Exercise requirements:
Go through the listing below and work out how many lines hold "data"; reply with the figure alone.
── Entries supplied ──
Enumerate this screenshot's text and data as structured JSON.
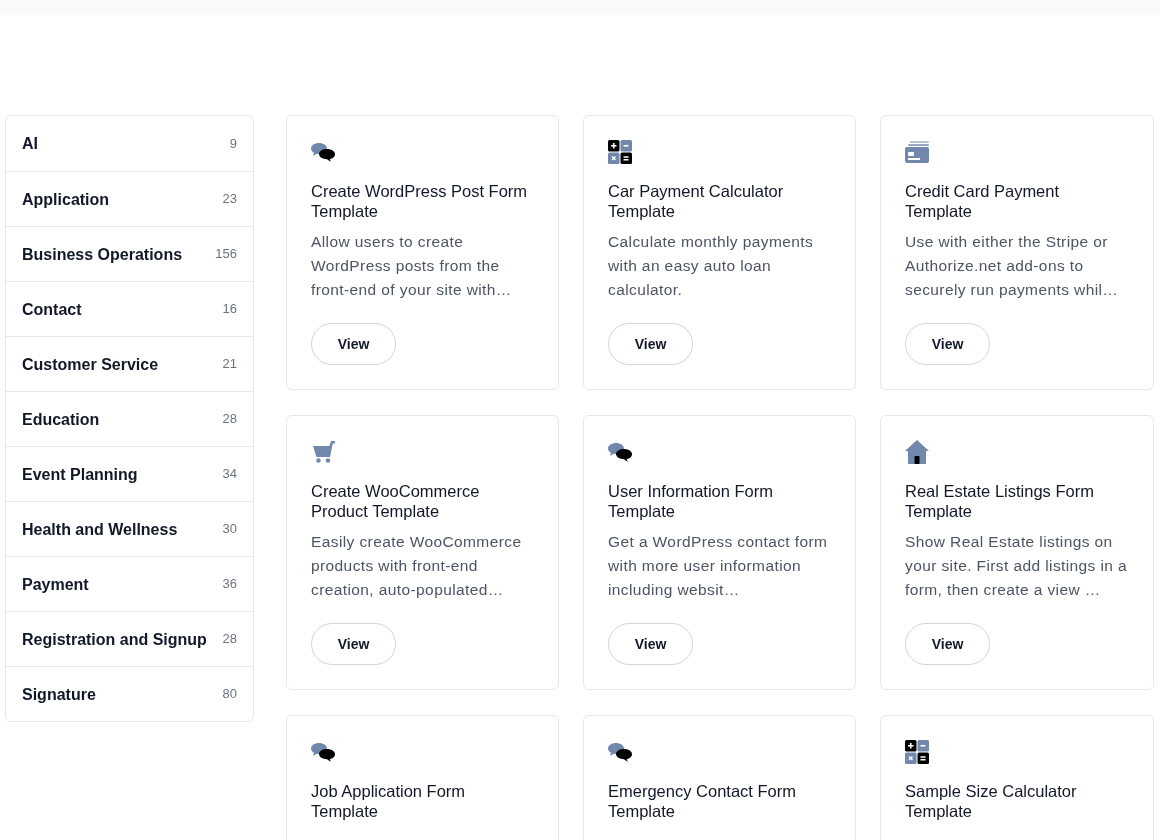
{
  "categories": [
    {
      "name": "AI",
      "count": "9"
    },
    {
      "name": "Application",
      "count": "23"
    },
    {
      "name": "Business Operations",
      "count": "156"
    },
    {
      "name": "Contact",
      "count": "16"
    },
    {
      "name": "Customer Service",
      "count": "21"
    },
    {
      "name": "Education",
      "count": "28"
    },
    {
      "name": "Event Planning",
      "count": "34"
    },
    {
      "name": "Health and Wellness",
      "count": "30"
    },
    {
      "name": "Payment",
      "count": "36"
    },
    {
      "name": "Registration and Signup",
      "count": "28"
    },
    {
      "name": "Signature",
      "count": "80"
    }
  ],
  "templates": [
    {
      "kind": "chat",
      "title": "Create WordPress Post Form Template",
      "description": "Allow users to create WordPress posts from the front-end of your site with…",
      "button": "View"
    },
    {
      "kind": "calculator",
      "title": "Car Payment Calculator Template",
      "description": "Calculate monthly payments with an easy auto loan calculator.",
      "button": "View"
    },
    {
      "kind": "card",
      "title": "Credit Card Payment Template",
      "description": "Use with either the Stripe or Authorize.net add-ons to securely run payments whil…",
      "button": "View"
    },
    {
      "kind": "cart",
      "title": "Create WooCommerce Product Template",
      "description": "Easily create WooCommerce products with front-end creation, auto-populated…",
      "button": "View"
    },
    {
      "kind": "chat",
      "title": "User Information Form Template",
      "description": "Get a WordPress contact form with more user information including websit…",
      "button": "View"
    },
    {
      "kind": "house",
      "title": "Real Estate Listings Form Template",
      "description": "Show Real Estate listings on your site. First add listings in a form, then create a view …",
      "button": "View"
    },
    {
      "kind": "chat",
      "title": "Job Application Form Template"
    },
    {
      "kind": "chat",
      "title": "Emergency Contact Form Template"
    },
    {
      "kind": "calculator",
      "title": "Sample Size Calculator Template"
    }
  ]
}
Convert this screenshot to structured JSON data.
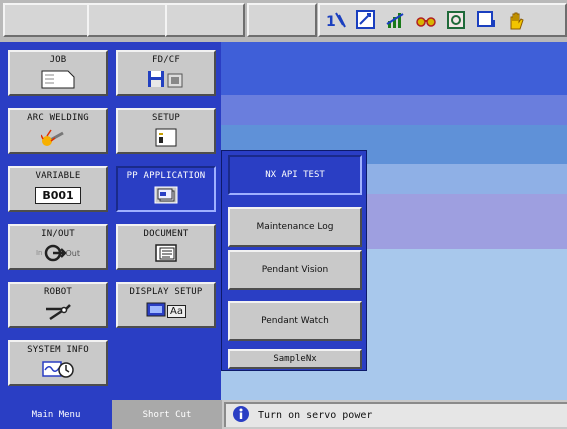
{
  "colors": {
    "panel_blue": "#2a3ec4",
    "stripe_colors": [
      "#3f5fd8",
      "#6a7edd",
      "#5f91d8",
      "#8fb0e6",
      "#9e9fe0",
      "#a8c8ec"
    ]
  },
  "topbar": {
    "status_icons": [
      "robot-coordinate-icon",
      "variable-edit-icon",
      "chart-icon",
      "glasses-icon",
      "tool-icon",
      "page-icon",
      "hand-icon"
    ]
  },
  "main_menu": {
    "items": [
      {
        "label": "JOB",
        "icon": "job-document-icon"
      },
      {
        "label": "FD/CF",
        "icon": "floppy-disk-icon"
      },
      {
        "label": "ARC WELDING",
        "icon": "arc-welding-icon"
      },
      {
        "label": "SETUP",
        "icon": "setup-icon"
      },
      {
        "label": "VARIABLE",
        "value": "B001",
        "icon": "variable-icon"
      },
      {
        "label": "PP APPLICATION",
        "icon": "pp-application-icon"
      },
      {
        "label": "IN/OUT",
        "sub_in": "In",
        "sub_out": "Out",
        "icon": "in-out-icon"
      },
      {
        "label": "DOCUMENT",
        "icon": "document-icon"
      },
      {
        "label": "ROBOT",
        "icon": "robot-arm-icon"
      },
      {
        "label": "DISPLAY SETUP",
        "sub": "Aa",
        "icon": "display-setup-icon"
      },
      {
        "label": "SYSTEM INFO",
        "icon": "system-info-icon"
      }
    ]
  },
  "popup_menu": {
    "items": [
      {
        "label": "NX API TEST"
      },
      {
        "label": "Maintenance Log"
      },
      {
        "label": "Pendant Vision"
      },
      {
        "label": "Pendant Watch"
      },
      {
        "label": "SampleNx"
      }
    ]
  },
  "bottom_bar": {
    "main_menu_label": "Main Menu",
    "short_cut_label": "Short Cut",
    "message": "Turn on servo power",
    "message_icon": "info-icon"
  }
}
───
Task result:
2